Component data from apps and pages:
• • • • • • •
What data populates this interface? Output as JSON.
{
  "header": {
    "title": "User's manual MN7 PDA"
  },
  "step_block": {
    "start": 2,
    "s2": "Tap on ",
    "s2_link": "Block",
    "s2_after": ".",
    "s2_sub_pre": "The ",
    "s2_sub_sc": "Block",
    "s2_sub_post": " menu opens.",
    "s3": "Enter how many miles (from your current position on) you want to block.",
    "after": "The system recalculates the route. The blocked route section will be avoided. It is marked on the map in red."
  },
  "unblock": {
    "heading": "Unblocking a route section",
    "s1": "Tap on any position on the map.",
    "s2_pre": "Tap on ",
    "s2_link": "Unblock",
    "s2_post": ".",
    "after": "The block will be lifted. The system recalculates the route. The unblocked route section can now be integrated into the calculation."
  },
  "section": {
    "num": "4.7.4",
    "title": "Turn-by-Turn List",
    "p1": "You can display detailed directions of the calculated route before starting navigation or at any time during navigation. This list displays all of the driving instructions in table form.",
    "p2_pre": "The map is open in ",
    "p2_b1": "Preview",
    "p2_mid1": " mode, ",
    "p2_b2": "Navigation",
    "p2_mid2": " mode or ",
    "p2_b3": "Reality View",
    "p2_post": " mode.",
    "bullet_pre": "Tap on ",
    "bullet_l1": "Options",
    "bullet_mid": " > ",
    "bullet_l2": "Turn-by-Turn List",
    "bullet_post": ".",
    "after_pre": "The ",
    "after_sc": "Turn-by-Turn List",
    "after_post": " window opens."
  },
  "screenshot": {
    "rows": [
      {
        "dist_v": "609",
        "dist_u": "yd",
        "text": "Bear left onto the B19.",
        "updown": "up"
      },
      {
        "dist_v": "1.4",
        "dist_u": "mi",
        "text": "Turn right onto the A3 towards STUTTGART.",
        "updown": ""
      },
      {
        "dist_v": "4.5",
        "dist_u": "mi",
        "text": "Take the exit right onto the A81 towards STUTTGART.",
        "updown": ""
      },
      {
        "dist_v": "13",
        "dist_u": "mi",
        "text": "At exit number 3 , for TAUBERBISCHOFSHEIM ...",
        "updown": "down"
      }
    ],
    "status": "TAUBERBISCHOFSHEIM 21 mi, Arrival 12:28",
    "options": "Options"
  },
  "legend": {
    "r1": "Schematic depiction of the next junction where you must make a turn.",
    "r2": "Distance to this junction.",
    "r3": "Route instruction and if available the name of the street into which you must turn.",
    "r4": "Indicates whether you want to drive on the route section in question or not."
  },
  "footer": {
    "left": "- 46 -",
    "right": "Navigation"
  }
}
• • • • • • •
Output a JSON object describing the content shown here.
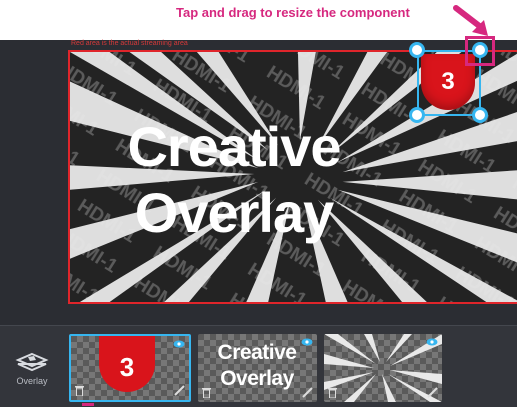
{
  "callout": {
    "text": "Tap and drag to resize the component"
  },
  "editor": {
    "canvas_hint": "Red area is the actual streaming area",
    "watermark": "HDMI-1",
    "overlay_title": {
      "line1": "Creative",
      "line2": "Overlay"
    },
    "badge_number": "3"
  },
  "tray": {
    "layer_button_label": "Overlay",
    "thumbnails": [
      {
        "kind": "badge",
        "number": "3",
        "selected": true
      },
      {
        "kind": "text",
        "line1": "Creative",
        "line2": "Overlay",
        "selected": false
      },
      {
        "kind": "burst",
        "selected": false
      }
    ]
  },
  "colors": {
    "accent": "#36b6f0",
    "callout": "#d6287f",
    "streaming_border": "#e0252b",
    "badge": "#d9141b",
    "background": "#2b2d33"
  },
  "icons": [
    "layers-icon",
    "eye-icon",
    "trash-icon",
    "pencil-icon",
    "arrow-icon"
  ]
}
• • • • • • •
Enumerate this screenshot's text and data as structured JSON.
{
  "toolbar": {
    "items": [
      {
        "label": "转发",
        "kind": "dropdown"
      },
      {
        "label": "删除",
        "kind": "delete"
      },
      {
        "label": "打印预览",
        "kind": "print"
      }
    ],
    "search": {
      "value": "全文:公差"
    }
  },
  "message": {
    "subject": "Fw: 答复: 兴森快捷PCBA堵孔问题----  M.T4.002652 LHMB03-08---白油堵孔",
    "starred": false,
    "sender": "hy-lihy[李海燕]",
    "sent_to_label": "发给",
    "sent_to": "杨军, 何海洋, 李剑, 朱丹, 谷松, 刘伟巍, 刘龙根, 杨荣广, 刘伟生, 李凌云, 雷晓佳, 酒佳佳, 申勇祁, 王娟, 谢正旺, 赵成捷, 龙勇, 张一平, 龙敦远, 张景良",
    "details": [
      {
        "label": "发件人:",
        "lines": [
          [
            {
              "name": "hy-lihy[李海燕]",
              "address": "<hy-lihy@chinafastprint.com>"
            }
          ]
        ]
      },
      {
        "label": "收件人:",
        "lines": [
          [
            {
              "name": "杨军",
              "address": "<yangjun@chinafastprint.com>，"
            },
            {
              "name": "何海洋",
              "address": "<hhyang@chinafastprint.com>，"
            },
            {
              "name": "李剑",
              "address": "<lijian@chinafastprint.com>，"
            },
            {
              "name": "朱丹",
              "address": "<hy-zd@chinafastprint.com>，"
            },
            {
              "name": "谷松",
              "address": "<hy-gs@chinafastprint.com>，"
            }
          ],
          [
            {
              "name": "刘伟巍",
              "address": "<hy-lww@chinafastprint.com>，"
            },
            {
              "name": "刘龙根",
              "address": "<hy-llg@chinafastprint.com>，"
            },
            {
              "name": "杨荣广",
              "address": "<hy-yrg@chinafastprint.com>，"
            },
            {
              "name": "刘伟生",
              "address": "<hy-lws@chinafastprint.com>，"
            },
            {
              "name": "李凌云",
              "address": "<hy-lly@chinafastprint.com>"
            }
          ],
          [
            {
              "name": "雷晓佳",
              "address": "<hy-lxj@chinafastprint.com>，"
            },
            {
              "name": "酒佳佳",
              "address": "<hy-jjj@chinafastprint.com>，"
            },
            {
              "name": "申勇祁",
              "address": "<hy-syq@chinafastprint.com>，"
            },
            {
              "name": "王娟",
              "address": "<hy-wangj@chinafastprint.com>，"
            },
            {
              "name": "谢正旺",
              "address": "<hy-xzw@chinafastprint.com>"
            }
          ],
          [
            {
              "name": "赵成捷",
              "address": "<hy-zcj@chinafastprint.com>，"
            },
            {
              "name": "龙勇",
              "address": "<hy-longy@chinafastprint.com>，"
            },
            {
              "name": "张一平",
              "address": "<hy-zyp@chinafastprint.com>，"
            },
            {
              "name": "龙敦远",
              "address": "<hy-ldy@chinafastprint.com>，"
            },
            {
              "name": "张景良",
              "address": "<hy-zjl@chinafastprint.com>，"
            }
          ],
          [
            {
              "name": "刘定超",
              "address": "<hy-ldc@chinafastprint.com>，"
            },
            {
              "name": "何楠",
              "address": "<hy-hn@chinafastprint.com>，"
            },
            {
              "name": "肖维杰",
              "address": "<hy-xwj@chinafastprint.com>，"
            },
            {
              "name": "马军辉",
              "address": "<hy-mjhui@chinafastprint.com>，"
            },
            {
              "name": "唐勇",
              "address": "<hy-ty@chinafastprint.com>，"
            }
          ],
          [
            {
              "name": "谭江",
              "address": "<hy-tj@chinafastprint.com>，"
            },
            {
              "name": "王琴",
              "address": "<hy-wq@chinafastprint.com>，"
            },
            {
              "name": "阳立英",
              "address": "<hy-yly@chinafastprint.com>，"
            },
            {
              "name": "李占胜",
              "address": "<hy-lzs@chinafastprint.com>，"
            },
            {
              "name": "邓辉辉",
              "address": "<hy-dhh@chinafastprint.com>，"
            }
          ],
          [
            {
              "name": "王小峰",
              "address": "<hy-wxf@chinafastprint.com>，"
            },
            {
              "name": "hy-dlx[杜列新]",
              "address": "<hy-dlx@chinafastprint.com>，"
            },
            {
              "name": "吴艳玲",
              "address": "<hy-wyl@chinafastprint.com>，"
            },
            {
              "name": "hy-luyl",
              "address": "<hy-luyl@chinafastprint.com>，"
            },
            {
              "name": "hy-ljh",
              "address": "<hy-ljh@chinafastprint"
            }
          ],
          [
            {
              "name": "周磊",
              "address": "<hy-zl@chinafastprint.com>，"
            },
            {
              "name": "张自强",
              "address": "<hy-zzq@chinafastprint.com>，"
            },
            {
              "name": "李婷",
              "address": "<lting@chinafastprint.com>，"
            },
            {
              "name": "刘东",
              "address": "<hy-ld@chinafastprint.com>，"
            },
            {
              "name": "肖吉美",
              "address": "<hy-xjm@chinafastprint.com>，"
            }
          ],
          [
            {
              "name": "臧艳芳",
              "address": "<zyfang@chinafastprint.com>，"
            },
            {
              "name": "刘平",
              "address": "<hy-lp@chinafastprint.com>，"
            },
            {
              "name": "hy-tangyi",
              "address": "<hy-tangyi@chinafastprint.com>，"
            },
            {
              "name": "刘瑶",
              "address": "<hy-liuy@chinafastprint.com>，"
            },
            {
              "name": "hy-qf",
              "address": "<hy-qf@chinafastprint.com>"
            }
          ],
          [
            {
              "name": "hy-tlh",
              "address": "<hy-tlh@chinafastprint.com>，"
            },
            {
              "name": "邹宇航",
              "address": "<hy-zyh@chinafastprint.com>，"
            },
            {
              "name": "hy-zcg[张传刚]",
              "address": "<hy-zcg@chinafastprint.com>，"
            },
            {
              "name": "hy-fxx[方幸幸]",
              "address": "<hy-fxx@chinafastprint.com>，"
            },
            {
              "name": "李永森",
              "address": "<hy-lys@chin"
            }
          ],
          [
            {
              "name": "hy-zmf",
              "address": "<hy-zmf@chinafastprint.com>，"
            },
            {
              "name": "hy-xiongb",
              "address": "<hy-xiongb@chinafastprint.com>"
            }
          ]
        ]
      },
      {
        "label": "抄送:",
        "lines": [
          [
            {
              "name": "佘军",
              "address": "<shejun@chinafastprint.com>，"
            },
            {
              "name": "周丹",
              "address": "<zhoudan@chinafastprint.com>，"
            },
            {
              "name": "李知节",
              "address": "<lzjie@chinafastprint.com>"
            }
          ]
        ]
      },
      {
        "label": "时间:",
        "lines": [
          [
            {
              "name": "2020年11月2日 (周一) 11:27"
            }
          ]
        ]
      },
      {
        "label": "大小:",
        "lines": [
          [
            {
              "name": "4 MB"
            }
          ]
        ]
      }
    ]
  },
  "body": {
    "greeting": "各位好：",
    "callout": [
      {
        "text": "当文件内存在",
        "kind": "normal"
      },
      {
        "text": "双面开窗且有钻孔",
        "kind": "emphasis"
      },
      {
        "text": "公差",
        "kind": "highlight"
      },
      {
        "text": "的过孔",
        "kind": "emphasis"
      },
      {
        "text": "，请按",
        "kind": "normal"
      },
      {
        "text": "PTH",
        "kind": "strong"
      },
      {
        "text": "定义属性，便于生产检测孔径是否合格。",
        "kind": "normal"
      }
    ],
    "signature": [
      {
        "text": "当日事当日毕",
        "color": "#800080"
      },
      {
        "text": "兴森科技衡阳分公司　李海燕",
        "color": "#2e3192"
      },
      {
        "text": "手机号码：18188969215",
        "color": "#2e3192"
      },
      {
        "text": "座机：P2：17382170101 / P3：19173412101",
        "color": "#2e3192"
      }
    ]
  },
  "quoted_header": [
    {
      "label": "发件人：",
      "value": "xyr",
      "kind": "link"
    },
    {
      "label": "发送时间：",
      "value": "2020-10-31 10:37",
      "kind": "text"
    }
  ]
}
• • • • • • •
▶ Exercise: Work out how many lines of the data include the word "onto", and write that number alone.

▶ Response for this exercise: 3